Check every line of the entries below for the word "meta", and copy the ones that have it.

== Segment start ==

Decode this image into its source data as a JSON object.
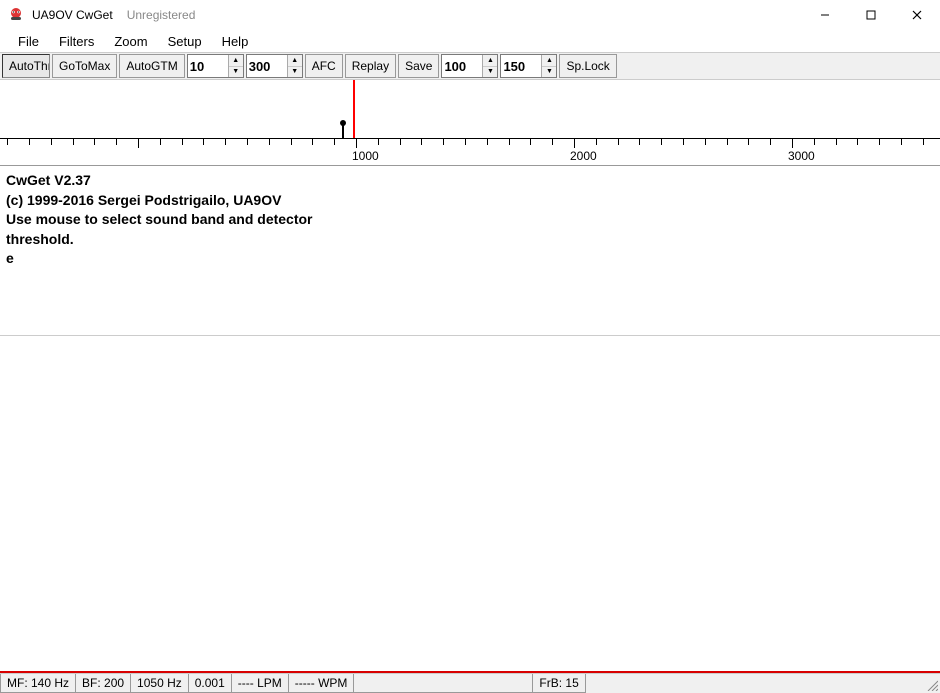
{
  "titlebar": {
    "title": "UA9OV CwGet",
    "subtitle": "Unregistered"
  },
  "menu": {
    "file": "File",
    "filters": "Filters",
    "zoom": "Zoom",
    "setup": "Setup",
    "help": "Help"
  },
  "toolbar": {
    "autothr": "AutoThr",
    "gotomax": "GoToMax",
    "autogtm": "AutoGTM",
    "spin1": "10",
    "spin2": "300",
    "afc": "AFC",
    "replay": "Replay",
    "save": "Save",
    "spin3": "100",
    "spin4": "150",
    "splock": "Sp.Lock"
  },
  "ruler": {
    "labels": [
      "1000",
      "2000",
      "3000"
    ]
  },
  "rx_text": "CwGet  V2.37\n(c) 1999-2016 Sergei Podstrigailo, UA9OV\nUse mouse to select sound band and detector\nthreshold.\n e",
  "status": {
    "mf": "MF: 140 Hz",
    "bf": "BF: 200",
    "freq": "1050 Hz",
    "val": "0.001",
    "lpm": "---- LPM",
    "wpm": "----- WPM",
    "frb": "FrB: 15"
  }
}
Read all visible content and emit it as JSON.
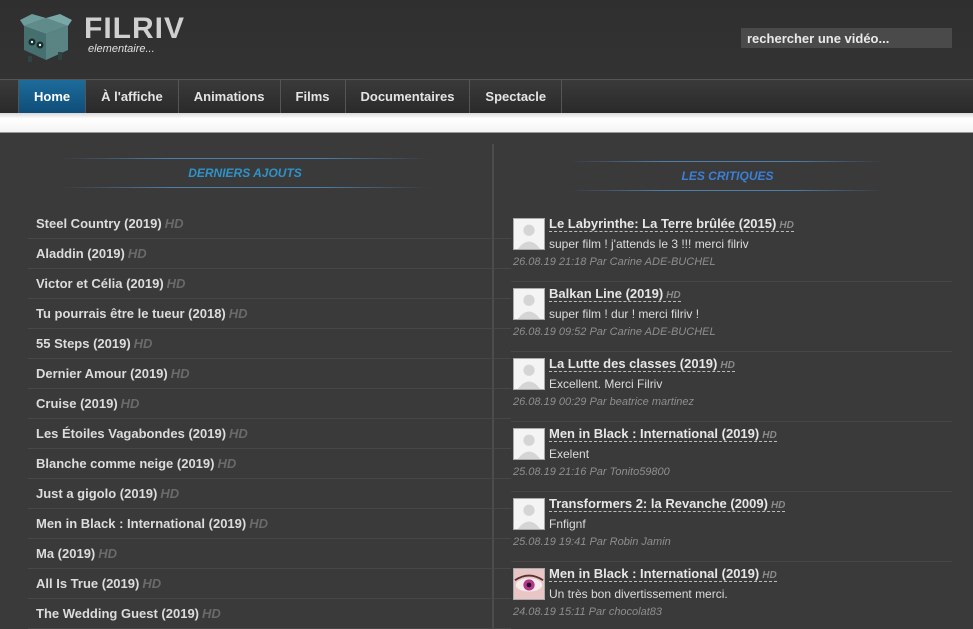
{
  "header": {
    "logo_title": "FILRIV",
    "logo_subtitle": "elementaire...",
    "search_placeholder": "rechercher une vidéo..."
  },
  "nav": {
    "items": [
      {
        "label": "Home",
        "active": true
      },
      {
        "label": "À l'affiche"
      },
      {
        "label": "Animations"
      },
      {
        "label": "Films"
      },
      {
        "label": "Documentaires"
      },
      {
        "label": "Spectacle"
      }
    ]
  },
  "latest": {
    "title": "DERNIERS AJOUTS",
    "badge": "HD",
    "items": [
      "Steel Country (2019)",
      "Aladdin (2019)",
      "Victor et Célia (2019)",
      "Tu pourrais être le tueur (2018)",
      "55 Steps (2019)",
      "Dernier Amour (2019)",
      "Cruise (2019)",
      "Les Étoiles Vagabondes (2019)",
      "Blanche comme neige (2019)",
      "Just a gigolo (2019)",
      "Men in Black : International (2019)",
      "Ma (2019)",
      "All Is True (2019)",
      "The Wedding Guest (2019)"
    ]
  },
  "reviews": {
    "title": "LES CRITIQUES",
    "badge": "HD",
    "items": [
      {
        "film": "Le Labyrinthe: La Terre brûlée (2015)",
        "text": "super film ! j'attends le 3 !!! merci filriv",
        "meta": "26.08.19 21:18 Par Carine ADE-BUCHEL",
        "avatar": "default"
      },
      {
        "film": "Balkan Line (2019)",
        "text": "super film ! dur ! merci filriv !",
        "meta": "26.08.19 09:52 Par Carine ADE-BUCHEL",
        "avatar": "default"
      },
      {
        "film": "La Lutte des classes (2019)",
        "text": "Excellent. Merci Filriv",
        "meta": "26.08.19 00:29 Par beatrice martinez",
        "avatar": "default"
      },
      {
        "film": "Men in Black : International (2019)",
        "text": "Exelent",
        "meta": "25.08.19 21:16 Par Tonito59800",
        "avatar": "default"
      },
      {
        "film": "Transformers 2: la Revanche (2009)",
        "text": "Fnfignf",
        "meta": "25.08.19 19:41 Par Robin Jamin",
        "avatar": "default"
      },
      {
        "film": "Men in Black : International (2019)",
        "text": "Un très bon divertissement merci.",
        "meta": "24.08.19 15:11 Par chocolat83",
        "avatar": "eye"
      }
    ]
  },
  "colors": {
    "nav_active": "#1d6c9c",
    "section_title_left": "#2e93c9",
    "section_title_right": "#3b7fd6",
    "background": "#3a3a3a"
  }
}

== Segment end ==
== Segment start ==

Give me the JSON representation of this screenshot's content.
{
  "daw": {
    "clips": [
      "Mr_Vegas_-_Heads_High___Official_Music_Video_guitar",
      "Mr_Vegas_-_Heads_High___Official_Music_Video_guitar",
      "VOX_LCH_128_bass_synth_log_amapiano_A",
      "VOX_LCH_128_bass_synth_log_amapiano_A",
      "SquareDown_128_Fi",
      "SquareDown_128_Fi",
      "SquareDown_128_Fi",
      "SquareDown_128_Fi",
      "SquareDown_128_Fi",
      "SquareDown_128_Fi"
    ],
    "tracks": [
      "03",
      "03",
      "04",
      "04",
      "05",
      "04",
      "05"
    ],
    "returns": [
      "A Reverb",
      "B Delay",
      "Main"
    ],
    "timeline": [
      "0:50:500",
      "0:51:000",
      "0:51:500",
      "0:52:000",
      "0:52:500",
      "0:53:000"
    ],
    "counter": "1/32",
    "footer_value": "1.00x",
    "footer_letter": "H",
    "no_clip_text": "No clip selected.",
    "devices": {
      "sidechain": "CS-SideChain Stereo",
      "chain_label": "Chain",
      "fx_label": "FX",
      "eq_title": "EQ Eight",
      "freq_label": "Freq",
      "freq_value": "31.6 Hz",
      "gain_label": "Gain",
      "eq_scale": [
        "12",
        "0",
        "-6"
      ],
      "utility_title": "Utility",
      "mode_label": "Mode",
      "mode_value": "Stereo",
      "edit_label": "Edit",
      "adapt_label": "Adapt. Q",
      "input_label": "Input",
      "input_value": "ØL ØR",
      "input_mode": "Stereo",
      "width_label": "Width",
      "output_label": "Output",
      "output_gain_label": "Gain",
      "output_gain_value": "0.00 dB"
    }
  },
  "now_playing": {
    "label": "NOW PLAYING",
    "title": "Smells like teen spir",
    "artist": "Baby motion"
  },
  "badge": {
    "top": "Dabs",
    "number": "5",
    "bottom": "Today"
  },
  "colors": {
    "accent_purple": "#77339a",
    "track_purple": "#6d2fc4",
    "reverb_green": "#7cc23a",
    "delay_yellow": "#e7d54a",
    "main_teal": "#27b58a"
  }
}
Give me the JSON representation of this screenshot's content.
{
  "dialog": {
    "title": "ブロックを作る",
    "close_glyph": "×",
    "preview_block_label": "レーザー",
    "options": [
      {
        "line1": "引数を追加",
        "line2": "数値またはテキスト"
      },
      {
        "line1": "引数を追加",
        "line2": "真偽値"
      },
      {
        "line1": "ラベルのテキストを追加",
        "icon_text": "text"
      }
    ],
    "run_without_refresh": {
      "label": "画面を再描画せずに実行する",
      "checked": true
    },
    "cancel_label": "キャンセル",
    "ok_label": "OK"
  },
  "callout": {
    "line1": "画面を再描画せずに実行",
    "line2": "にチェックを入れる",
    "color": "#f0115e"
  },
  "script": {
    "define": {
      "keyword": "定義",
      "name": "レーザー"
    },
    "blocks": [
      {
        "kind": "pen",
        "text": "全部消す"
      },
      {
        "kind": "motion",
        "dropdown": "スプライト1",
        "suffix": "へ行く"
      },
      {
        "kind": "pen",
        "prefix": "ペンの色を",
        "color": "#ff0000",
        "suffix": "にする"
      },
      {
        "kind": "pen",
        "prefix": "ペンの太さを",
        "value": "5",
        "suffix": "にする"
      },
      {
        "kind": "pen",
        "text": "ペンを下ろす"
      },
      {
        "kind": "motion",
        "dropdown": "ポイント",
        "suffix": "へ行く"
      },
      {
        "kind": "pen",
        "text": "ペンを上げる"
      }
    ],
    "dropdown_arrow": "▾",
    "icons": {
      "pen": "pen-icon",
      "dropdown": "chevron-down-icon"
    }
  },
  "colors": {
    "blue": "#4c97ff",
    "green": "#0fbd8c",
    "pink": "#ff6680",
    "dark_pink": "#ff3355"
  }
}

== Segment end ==

• _Result of the exercise_
        "meta": "26.08.19 21:18 Par Carine ADE-BUCHEL",
        "meta": "26.08.19 09:52 Par Carine ADE-BUCHEL",
        "meta": "26.08.19 00:29 Par beatrice martinez",
        "meta": "25.08.19 21:16 Par Tonito59800",
        "meta": "25.08.19 19:41 Par Robin Jamin",
        "meta": "24.08.19 15:11 Par chocolat83",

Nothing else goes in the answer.